Solenoid valves are crucial components that offer precise and efficient regulation of fluids like water, gas, and air. These versatile devices find applications in various industries, including manufacturing, automotive, medicine, and everyday household appliances. Solenoid valves play a significant role in automating processes, enhancing safety, and improving overall system performance. This article explores solenoid valves, their features, and their types.
What is a solenoid valve?
A solenoid valve is an electromechanical device that operates as a controlled switch for fluid flow. It consists of a coil, often referred to as a solenoid, which generates a magnetic field when energized. This magnetic field acts upon a plunger or a movable core inside the valve, causing it to shift position and either open or close it. When the valve is open, the fluid can flow through the passage; when it’s closed, the flow is blocked.

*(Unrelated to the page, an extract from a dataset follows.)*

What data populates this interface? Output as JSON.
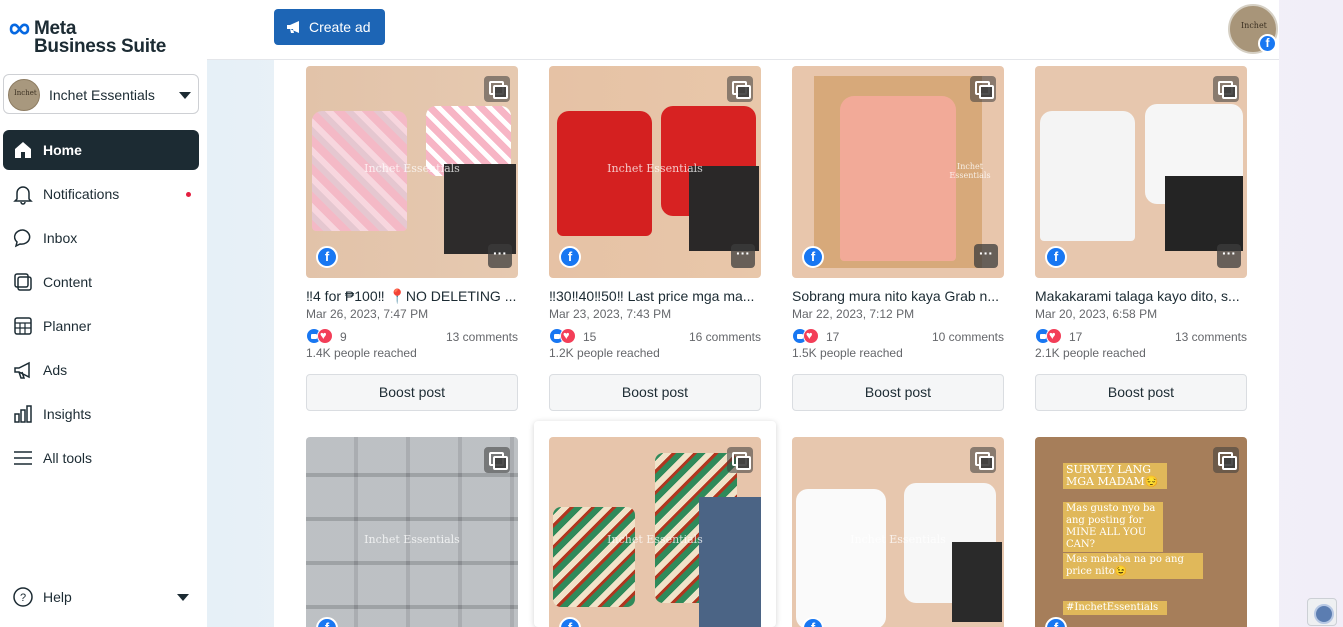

- Solenoid valves are specifically engineered to handle clean liquids and gases, ensuring optimal performance with these fluids.

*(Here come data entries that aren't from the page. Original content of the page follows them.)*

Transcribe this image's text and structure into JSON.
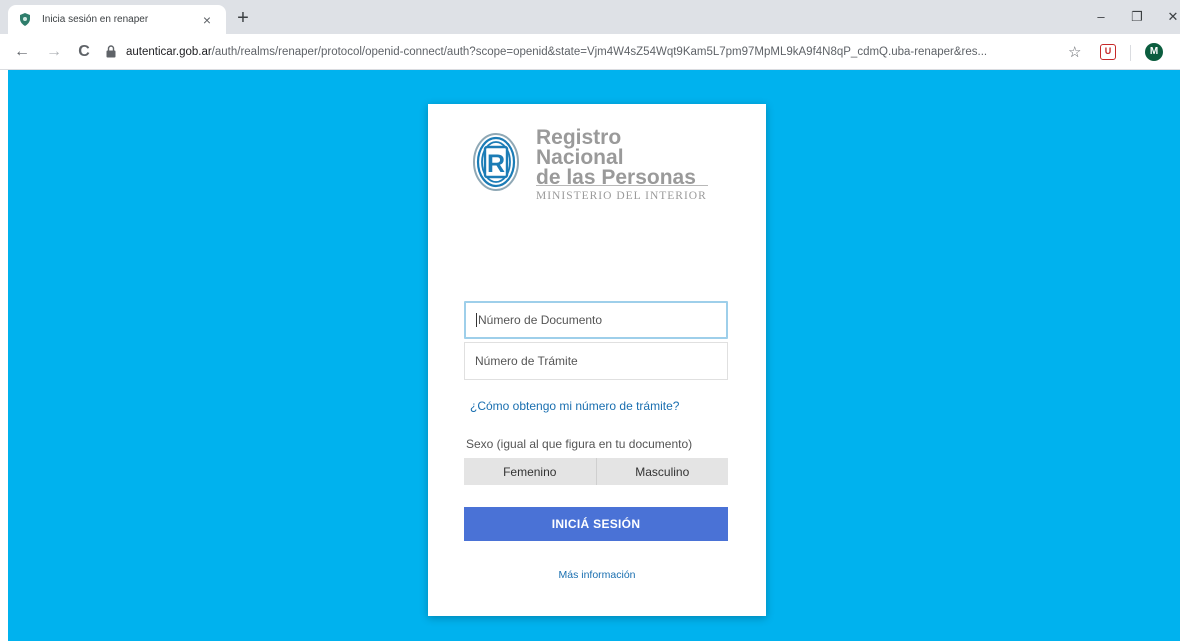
{
  "browser": {
    "tab": {
      "title": "Inicia sesión en renaper",
      "close": "×",
      "favicon": "shield-icon"
    },
    "new_tab": "+",
    "window_controls": {
      "minimize": "–",
      "restore": "❐",
      "close": "✕"
    },
    "nav": {
      "back": "←",
      "forward": "→",
      "reload": "C"
    },
    "url": {
      "host": "autenticar.gob.ar",
      "path": "/auth/realms/renaper/protocol/openid-connect/auth?scope=openid&state=Vjm4W4sZ54Wqt9Kam5L7pm97MpML9kA9f4N8qP_cdmQ.uba-renaper&res..."
    },
    "bookmark": "☆",
    "extension_label": "U",
    "profile_initial": "M"
  },
  "colors": {
    "page_bg": "#00b2ee",
    "button_bg": "#4a72d6",
    "link": "#1a6fb0"
  },
  "logo": {
    "line1": "Registro Nacional",
    "line2": "de las Personas",
    "ministry": "MINISTERIO DEL INTERIOR",
    "mark_letter": "R"
  },
  "form": {
    "documento_placeholder": "Número de Documento",
    "tramite_placeholder": "Número de Trámite",
    "help_link": "¿Cómo obtengo mi número de trámite?",
    "sexo_label": "Sexo (igual al que figura en tu documento)",
    "sexo_options": [
      "Femenino",
      "Masculino"
    ],
    "submit_label": "INICIÁ SESIÓN",
    "more_info": "Más información"
  }
}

- Their precise flow control capabilities make them well-suited for sensitive processes in medical devices and manufacturing, where accurate regulation of fluids or gases is essential.

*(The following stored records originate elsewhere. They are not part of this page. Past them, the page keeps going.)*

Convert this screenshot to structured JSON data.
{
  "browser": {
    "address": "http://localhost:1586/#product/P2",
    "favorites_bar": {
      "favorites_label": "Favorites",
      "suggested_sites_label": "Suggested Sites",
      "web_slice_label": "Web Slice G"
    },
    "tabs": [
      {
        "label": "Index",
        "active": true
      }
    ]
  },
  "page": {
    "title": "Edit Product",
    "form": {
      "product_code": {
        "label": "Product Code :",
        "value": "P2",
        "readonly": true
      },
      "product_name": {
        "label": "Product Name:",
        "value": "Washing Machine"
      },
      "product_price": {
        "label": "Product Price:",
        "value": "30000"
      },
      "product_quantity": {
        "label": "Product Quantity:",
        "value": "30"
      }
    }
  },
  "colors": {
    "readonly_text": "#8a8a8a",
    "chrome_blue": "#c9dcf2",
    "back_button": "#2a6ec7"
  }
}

- One of the key advantages of solenoid valves is their fast response time, enabling quick opening and closing actions. This characteristic is critical for safety applications, allowing for swift reactions to potential hazards.
- Solenoid valves offer a long service life, reducing the need for frequent maintenance and ensuring reliable performance even in demanding usage scenarios.
- The versatility of solenoid valves makes them applicable in a wide range of industries, including water treatment, automotive, and food processing, where their precise control and reliable operation are highly valued.
When an electric current is applied to the coil, it creates a magnetic field that moves the plunger or core. Depending on the valve type and configuration, this movement either opens or closes the valve. The speed and precision of the valve’s operation make it suitable for various control applications, providing an efficient means of regulating fluid flow.
Solenoid valve types
Solenoid valves are classified based on their circuit function, configuration, and mode of operation.
Based on the mode of operation
Solenoid valves can be classified as normally closed (NC) or normally open (NO) based on their default state when not energized. In normally closed valves, the flow is blocked when the solenoid is de-energized, and when it’s energized, the valve opens to allow fluid flow. In normally open valves, the flow is allowed by default when the solenoid is de-energized, and it closes to stop the flow when energized.
Based on configuration
- Direct-acting solenoid Valve: In a direct-acting solenoid valve, the solenoid directly controls the movement of the plunger. When the solenoid is energized, it lifts the plunger, allowing fluid to flow through the valve. These valves are ideal for low-pressure applications and are known for their simplicity and reliability.
- Pilot-operated solenoid valve: Pilot-operated solenoid valves use a two-step process for opening and closing the main valve. When the solenoid is energized, it allows a small amount of fluid to flow, which in turn exerts pressure on a diaphragm or piston, leading to the opening of the main valve. These valves are suitable for high-pressure applications and require less power to operate.
Based on the circuit function
- Two-way solenoid valve: The two-way solenoid valve is the most common type and consists of two ports: an inlet and an outlet. When the solenoid is energized, the plunger or core is pulled, allowing fluid to flow from the inlet to the outlet. Conversely, when the solenoid is de-energized, a spring or other mechanism pushes the plunger back, closing the valve and stopping the flow. Two-way solenoid valves are used in on/off applications and are found in various household appliances like washing machines and dishwashers.
- Three-way solenoid valve: A three-way solenoid valve has three ports: one inlet and two outlets. When energized, the valve directs fluid from the inlet to one of the outlets, and when de-energized, it redirects the flow to the other outlet. This valve type is commonly used in applications where fluid must be diverted between two paths, such as in pneumatic systems or certain medical devices.
- Four-way solenoid valve: As the name suggests, the four-way solenoid valve has four ports: two inlets and two outlets. It is commonly used in applications where the flow needs to be switched between two separate paths, and it allows for bi-directional flow control. Four-way solenoid valves are often employed in hydraulic and pneumatic systems.
Solenoid valves are indispensable devices in fluid control systems, offering precise and rapid control over fluid flow. With their diverse types and configurations, they cater to a wide range of applications in different industries. From household appliances to complex industrial processes, solenoid valves continue to play a critical role in automating and optimizing fluid control. Understanding the different types and how they work enables engineers and designers to select the most appropriate solenoid valve for their specific applications, ensuring efficient and reliable operation.